- [Entries provided]:
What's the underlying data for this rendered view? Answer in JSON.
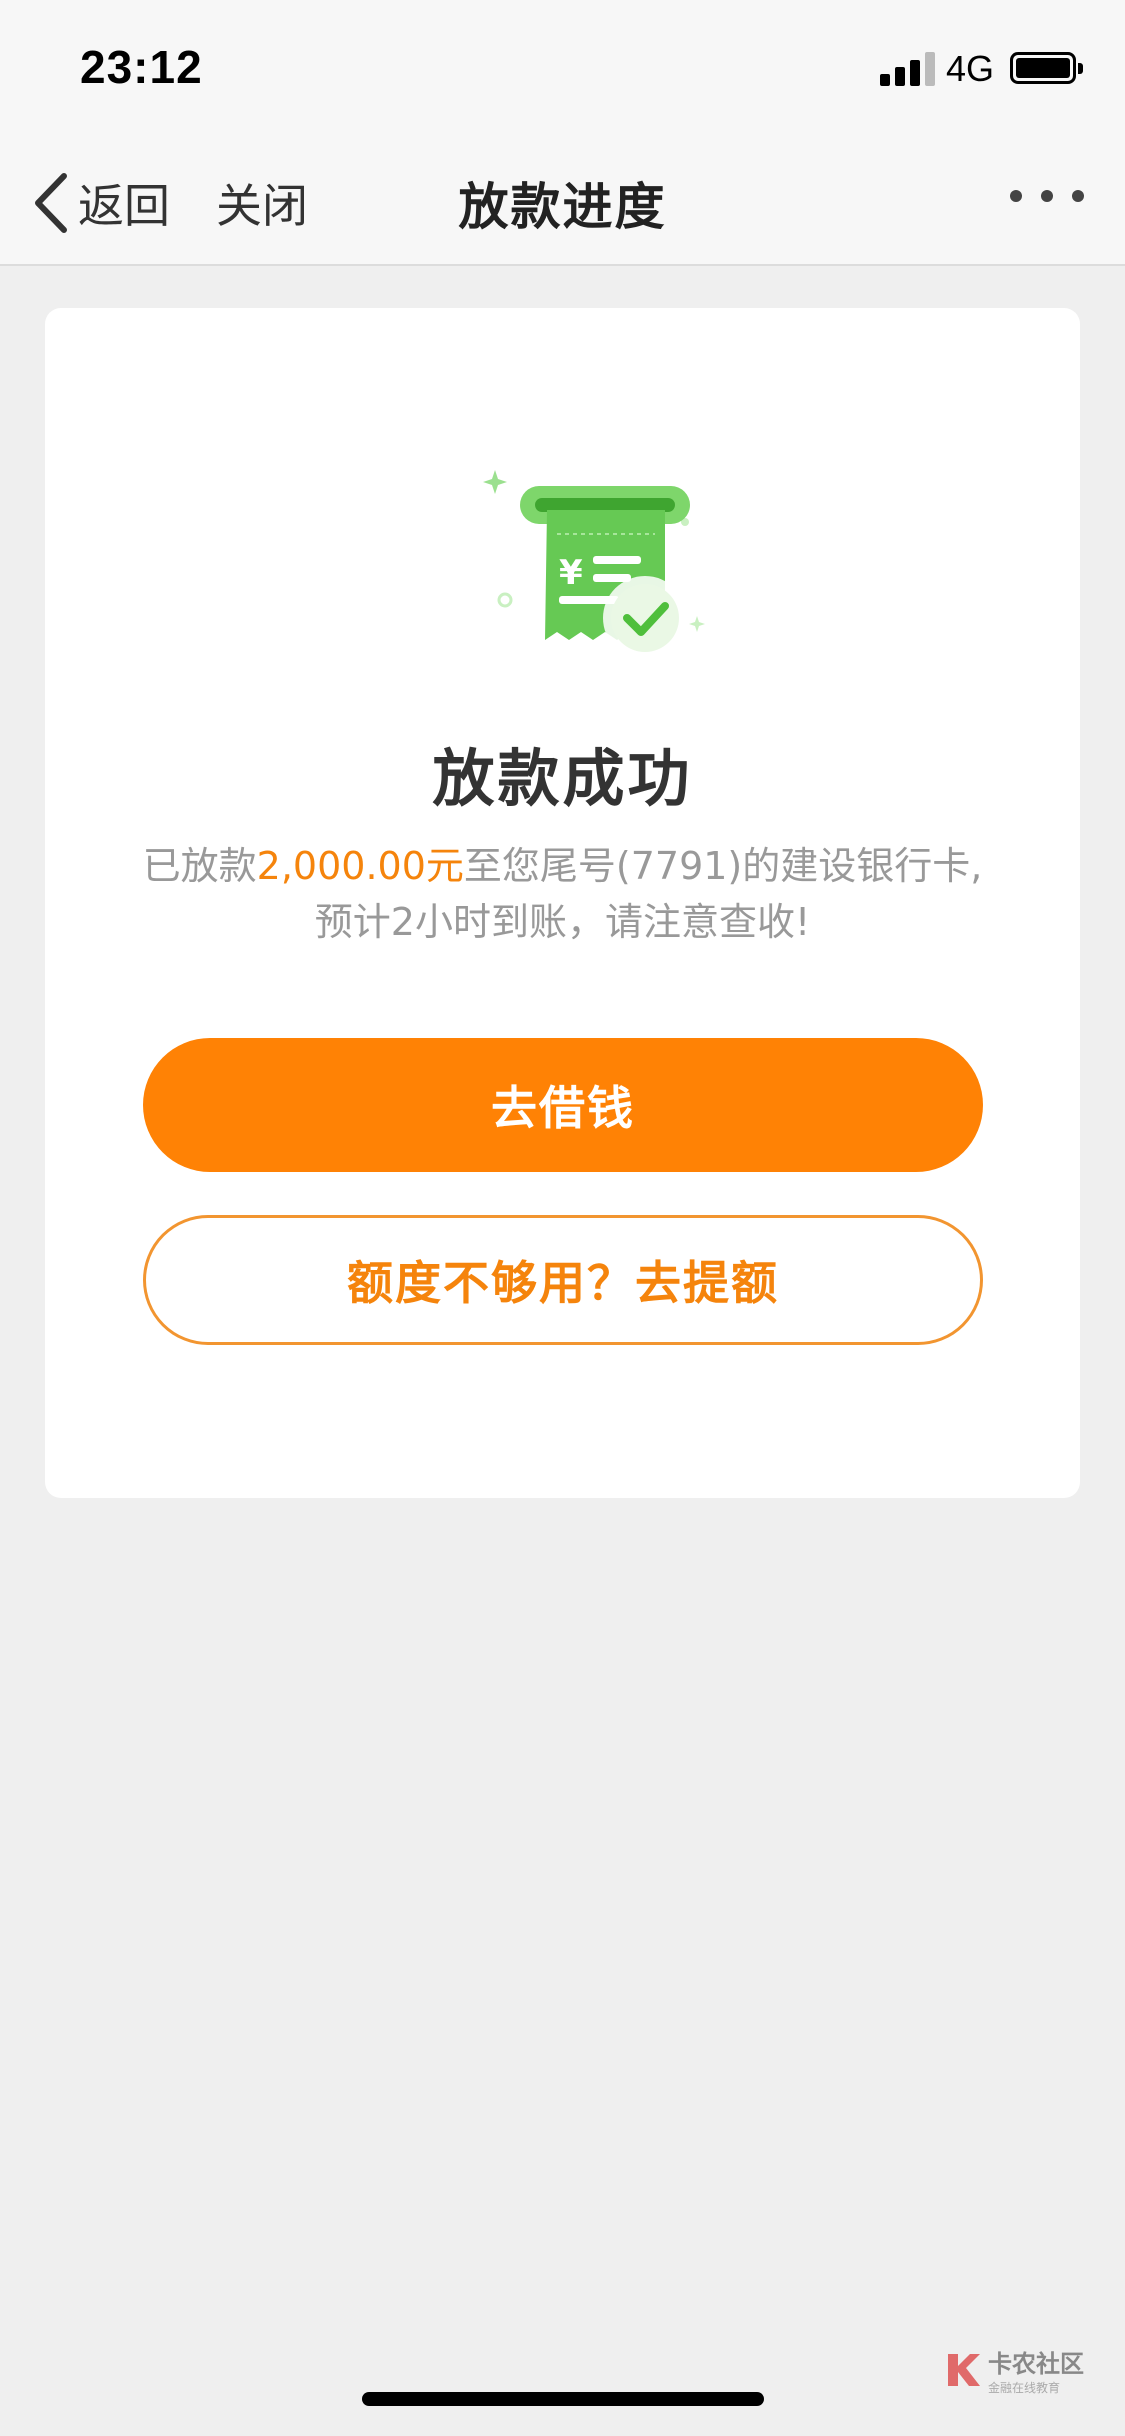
{
  "status_bar": {
    "time": "23:12",
    "network": "4G",
    "icons": [
      "signal-icon",
      "battery-icon"
    ]
  },
  "nav": {
    "back_label": "返回",
    "close_label": "关闭",
    "title": "放款进度",
    "icons": [
      "chevron-left-icon",
      "more-icon"
    ]
  },
  "result": {
    "illustration": "receipt-success-icon",
    "title": "放款成功",
    "desc_prefix": "已放款",
    "amount": "2,000.00元",
    "desc_suffix": "至您尾号(7791)的建设银行卡,",
    "desc_line2": "预计2小时到账，请注意查收!"
  },
  "actions": {
    "primary_label": "去借钱",
    "secondary_label": "额度不够用？去提额"
  },
  "watermark": {
    "title": "卡农社区",
    "subtitle": "金融在线教育"
  },
  "colors": {
    "accent": "#ff8205",
    "accent_text": "#f5840c",
    "success_green": "#5ac54a",
    "background": "#efefef"
  }
}
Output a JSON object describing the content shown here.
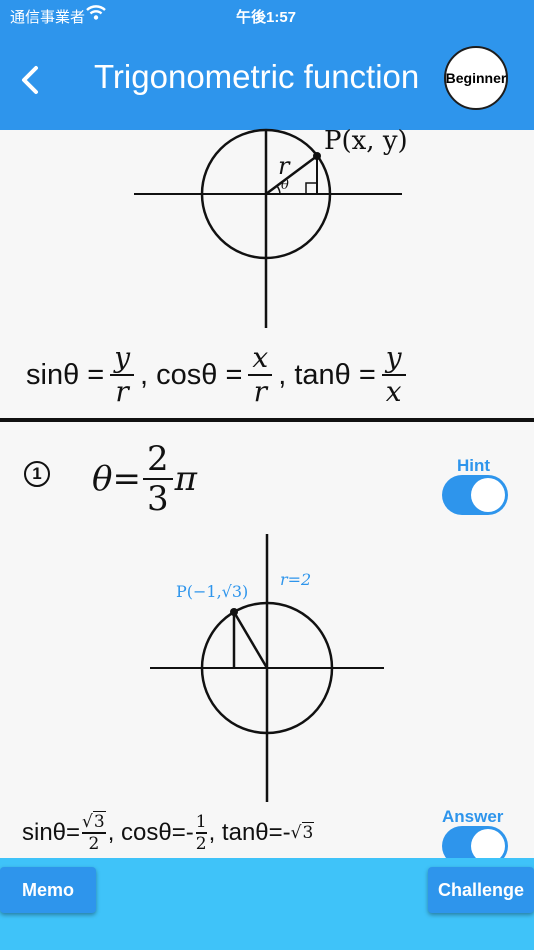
{
  "status": {
    "carrier": "通信事業者",
    "time": "午後1:57"
  },
  "header": {
    "title": "Trigonometric function",
    "badge": "Beginner"
  },
  "intro": {
    "point_label": "P(x, y)",
    "radius_label": "r",
    "angle_label": "θ",
    "sin_label": "sinθ =",
    "cos_label": ", cosθ =",
    "tan_label": ", tanθ =",
    "sin_num": "y",
    "sin_den": "r",
    "cos_num": "x",
    "cos_den": "r",
    "tan_num": "y",
    "tan_den": "x"
  },
  "question": {
    "number": "1",
    "theta_prefix": "θ=",
    "frac_num": "2",
    "frac_den": "3",
    "pi": "π",
    "hint_label": "Hint",
    "hint_on": true,
    "diagram_point_label": "P(−1,√3)",
    "diagram_radius_label": "r=2",
    "answer_label": "Answer",
    "answer_on": true,
    "answer": {
      "sin_prefix": "sinθ=",
      "sin_num": "3",
      "sin_den": "2",
      "cos_prefix": ", cosθ=-",
      "cos_num": "1",
      "cos_den": "2",
      "tan_prefix": ", tanθ=-",
      "tan_rad": "3"
    }
  },
  "footer": {
    "memo_label": "Memo",
    "challenge_label": "Challenge"
  },
  "colors": {
    "header": "#2e95ec",
    "footer": "#3fc3f9",
    "accent": "#2e95ec"
  }
}
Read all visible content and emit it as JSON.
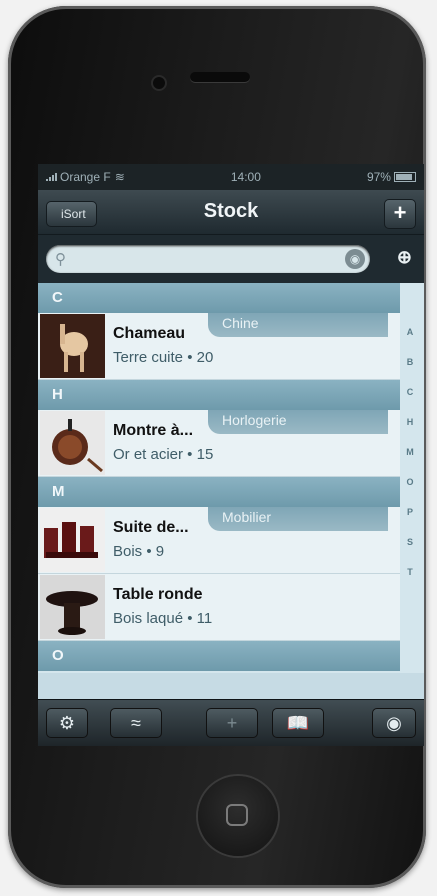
{
  "status": {
    "carrier": "Orange F",
    "time": "14:00",
    "battery": "97%"
  },
  "navbar": {
    "left_button": "iSort",
    "title": "Stock",
    "right_button": "+"
  },
  "search": {
    "placeholder": ""
  },
  "sections": [
    {
      "letter": "C",
      "items": [
        {
          "name": "Chameau",
          "detail": "Terre cuite • 20",
          "category": "Chine"
        }
      ]
    },
    {
      "letter": "H",
      "items": [
        {
          "name": "Montre à...",
          "detail": "Or et acier • 15",
          "category": "Horlogerie"
        }
      ]
    },
    {
      "letter": "M",
      "items": [
        {
          "name": "Suite de...",
          "detail": "Bois • 9",
          "category": "Mobilier"
        },
        {
          "name": "Table ronde",
          "detail": "Bois laqué • 11",
          "category": ""
        }
      ]
    },
    {
      "letter": "O",
      "items": []
    }
  ],
  "index_letters": [
    "",
    "A",
    "B",
    "C",
    "H",
    "M",
    "O",
    "P",
    "S",
    "T"
  ],
  "toolbar": {
    "icons": [
      "gear-icon",
      "wifi-icon",
      "add-icon",
      "book-icon",
      "eye-icon"
    ]
  },
  "colors": {
    "nav": "#2b363c",
    "section": "#7ea6b6",
    "row": "#e9f2f5"
  }
}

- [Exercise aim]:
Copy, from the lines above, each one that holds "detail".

- [Written answer]:
          "detail": "Terre cuite • 20",
          "detail": "Or et acier • 15",
          "detail": "Bois • 9",
          "detail": "Bois laqué • 11",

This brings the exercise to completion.